University of Utah pays $450K ransom to stop leak of stolen data
Date: 2020-08-20
Author: Bleeping Computer

The University of Utah has paid a $457,000 ransomware to prevent threat actors from releasing files stolen during a ransomware attack.
Since the end of 2019, ransomware operators have started stealing unencrypted files before deploying their ransomware. The ransomware gang then threatens the victims by saying they will publicly leak the stolen files if a ransom is not paid.

ACT Education blocks student Gmail access after spam email storm
Date: 2020-08-14
Author: ITNews

ACT’s Education Directorate has blocked all public school students from accessing their Google email accounts after they were spammed en masse on Friday.
The spam campaign emerged on Friday afternoon with an undisclosed number of students receiving dozens of emails, resulting in a reply-all “email storm”.
iTnews understands some of the emails link to lewd websites and Instagram accounts, while other messages tried to solicit inappropriate images.

World’s largest cruise line operator Carnival hit by ransomware
Date: None
Author: Bleeping Computer

Cruise line operator Carnival Corporation has disclosed that one of their brands suffered a ransomware attack over the past weekend.
Carnival Corporation is the largest cruise operator in the world with over 150,000 employees and 13 million guests annually. The cruise line operates under the brands Carnival Cruise Line, Costa, P&O Australia, P&O Cruises, Princess Cruises, Holland American Line, AIDA, Cunard, and their ultra-luxury cruise line Seabourn.
In an 8-K form filed with the Securities and Exchange Commission, Carnival Corporation has disclosed that one of its brands suffered a ransomware attack on August 15th, 2020.
As part of the attack, Carnival states data was likely stolen and could lead to claims from those affected by the potential data breach.

ESB-2020.2832 – GitLab: Access confidential data – remote/unauthenticated

GitLab released new versions to fix a critical issue with deploy token access control, but owing to a packaging error, they didn’t contain the fix. A second set of versions was released soon after.

ESB-2020.2809 – Jenkins core and plugins: Multiple vulnerabilities

Sentences like these really show the complexity of software: “Jenkins […] does not escape the tooltip content of help icons. Tooltip values can be contributed by plugins, some of which use user-specified values. This results in a stored cross-site scripting (XSS) vulnerability.”

ESB-2020.2852 – Cisco vWAAS: Administrator compromise – remote/unauthenticated

“A vulnerability in vWAAS … could allow an unauthenticated, remote attacker to log into the CLI … by using accounts that have a default, static password.” Cisco have rooted out countless issues like these in recent years.

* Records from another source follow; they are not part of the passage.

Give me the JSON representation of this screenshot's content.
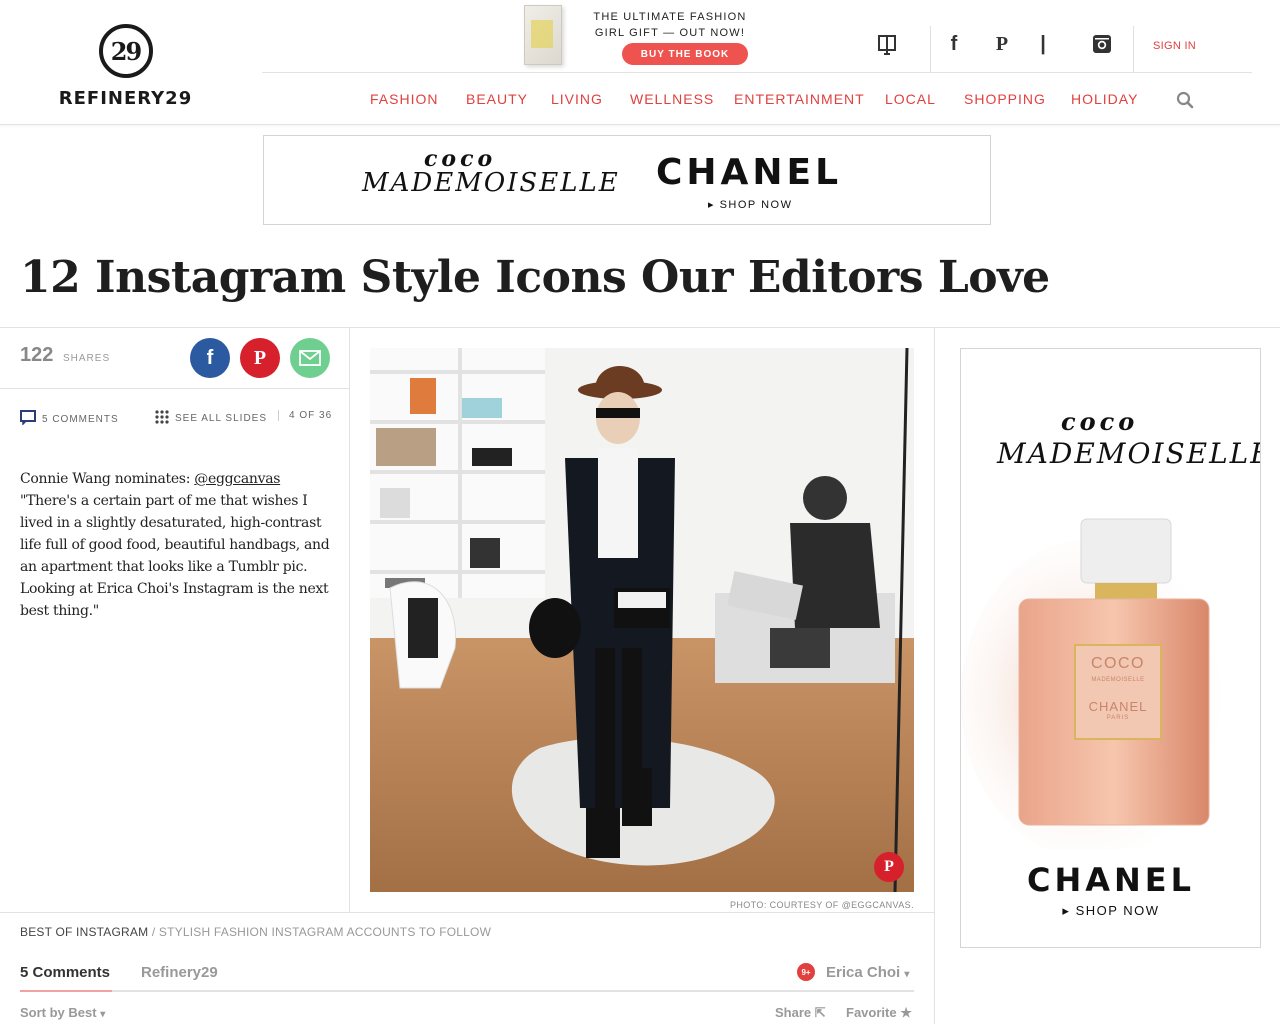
{
  "brand": {
    "logo_mark": "29",
    "logo_text": "REFINERY29"
  },
  "promo": {
    "line1": "THE ULTIMATE FASHION",
    "line2": "GIRL GIFT — OUT NOW!",
    "button": "BUY THE BOOK"
  },
  "header": {
    "signin": "SIGN IN",
    "icons": [
      "tablet-icon",
      "facebook-icon",
      "pinterest-icon",
      "tumblr-icon",
      "instagram-icon"
    ]
  },
  "nav": {
    "items": [
      "FASHION",
      "BEAUTY",
      "LIVING",
      "WELLNESS",
      "ENTERTAINMENT",
      "LOCAL",
      "SHOPPING",
      "HOLIDAY"
    ]
  },
  "banner_ad": {
    "coco": "coco",
    "mademoiselle": "MADEMOISELLE",
    "brand": "CHANEL",
    "cta": "SHOP NOW"
  },
  "article": {
    "title": "12 Instagram Style Icons Our Editors Love",
    "share_count": "122",
    "share_label": "SHARES",
    "comments": "5 COMMENTS",
    "see_all": "SEE ALL SLIDES",
    "slide_pos": "4 OF 36",
    "nominator": "Connie Wang nominates: ",
    "handle": "@eggcanvas",
    "quote": "\"There's a certain part of me that wishes I lived in a slightly desaturated, high-contrast life full of good food, beautiful handbags, and an apartment that looks like a Tumblr pic. Looking at Erica Choi's Instagram is the next best thing.\"",
    "photo_credit": "PHOTO: COURTESY OF @EGGCANVAS."
  },
  "side_ad": {
    "coco": "coco",
    "mademoiselle": "MADEMOISELLE",
    "bottle_coco": "COCO",
    "bottle_made": "MADEMOISELLE",
    "bottle_chanel": "CHANEL",
    "bottle_paris": "PARIS",
    "brand": "CHANEL",
    "cta": "SHOP NOW"
  },
  "breadcrumb": {
    "section": "BEST OF INSTAGRAM",
    "separator": " / ",
    "page": "STYLISH FASHION INSTAGRAM ACCOUNTS TO FOLLOW"
  },
  "comments": {
    "tab_count": "5 Comments",
    "tab_site": "Refinery29",
    "badge": "9+",
    "user": "Erica Choi",
    "sort": "Sort by Best",
    "share": "Share",
    "favorite": "Favorite"
  },
  "colors": {
    "accent": "#e0413f",
    "facebook": "#2c5aa0",
    "pinterest": "#d6202b",
    "email": "#6ecf91"
  }
}
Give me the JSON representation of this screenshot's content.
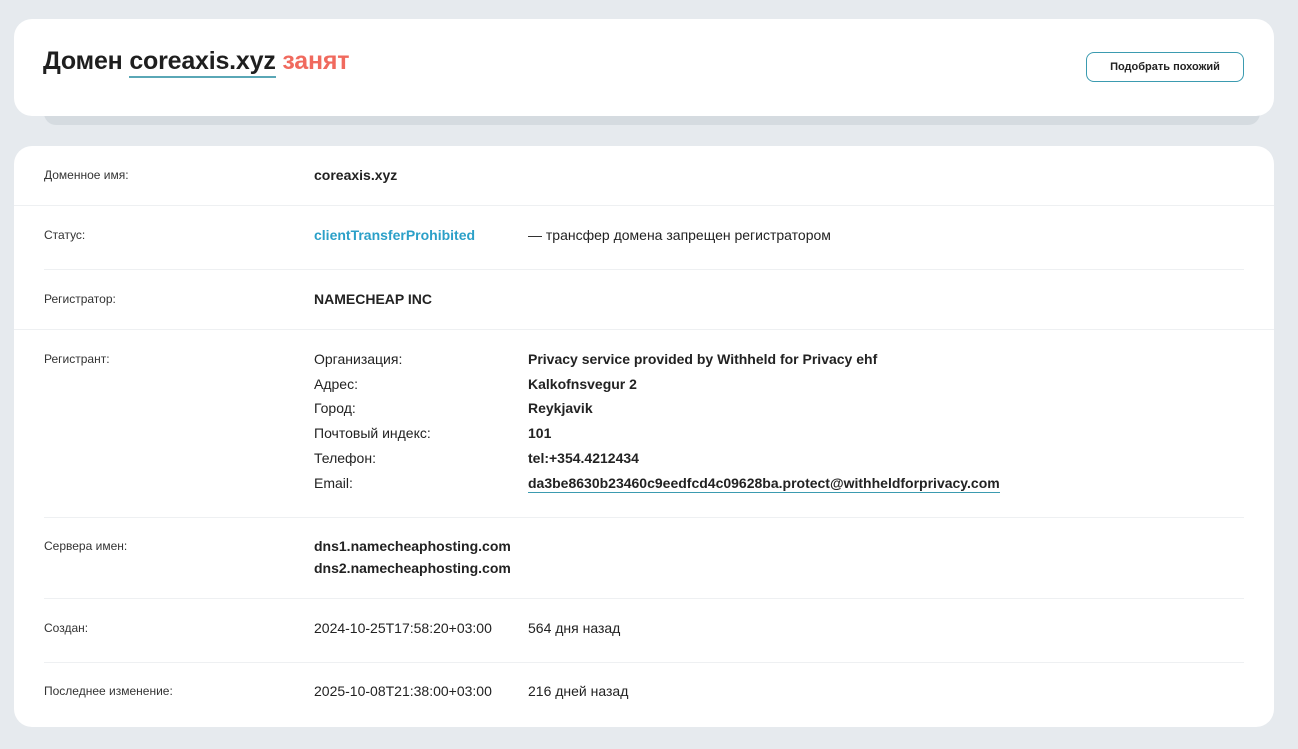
{
  "header": {
    "prefix": "Домен",
    "domain": "coreaxis.xyz",
    "status_word": "занят",
    "suggest_button": "Подобрать похожий"
  },
  "whois": {
    "domain_name": {
      "label": "Доменное имя:",
      "value": "coreaxis.xyz"
    },
    "status": {
      "label": "Статус:",
      "code": "clientTransferProhibited",
      "description": "— трансфер домена запрещен регистратором"
    },
    "registrar": {
      "label": "Регистратор:",
      "value": "NAMECHEAP INC"
    },
    "registrant": {
      "label": "Регистрант:",
      "fields": [
        {
          "label": "Организация:",
          "value": "Privacy service provided by Withheld for Privacy ehf"
        },
        {
          "label": "Адрес:",
          "value": "Kalkofnsvegur 2"
        },
        {
          "label": "Город:",
          "value": "Reykjavik"
        },
        {
          "label": "Почтовый индекс:",
          "value": "101"
        },
        {
          "label": "Телефон:",
          "value": "tel:+354.4212434"
        },
        {
          "label": "Email:",
          "value": "da3be8630b23460c9eedfcd4c09628ba.protect@withheldforprivacy.com"
        }
      ]
    },
    "nameservers": {
      "label": "Сервера имен:",
      "values": [
        "dns1.namecheaphosting.com",
        "dns2.namecheaphosting.com"
      ]
    },
    "created": {
      "label": "Создан:",
      "date": "2024-10-25T17:58:20+03:00",
      "ago": "564 дня назад"
    },
    "updated": {
      "label": "Последнее изменение:",
      "date": "2025-10-08T21:38:00+03:00",
      "ago": "216 дней назад"
    }
  },
  "colors": {
    "background": "#e6eaee",
    "busy": "#f06a5e",
    "accent": "#3b9bb0",
    "status_link": "#2ba0c8"
  }
}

ESB-2020.2680.2 – Cisco AnyConnect for Windows: Multiple vulnerabilities

This was updated with Cisco’s advice that proof-of-concept exploit code has been published.

Stay safe, stay patched and have a good weekend!

The AusCERT team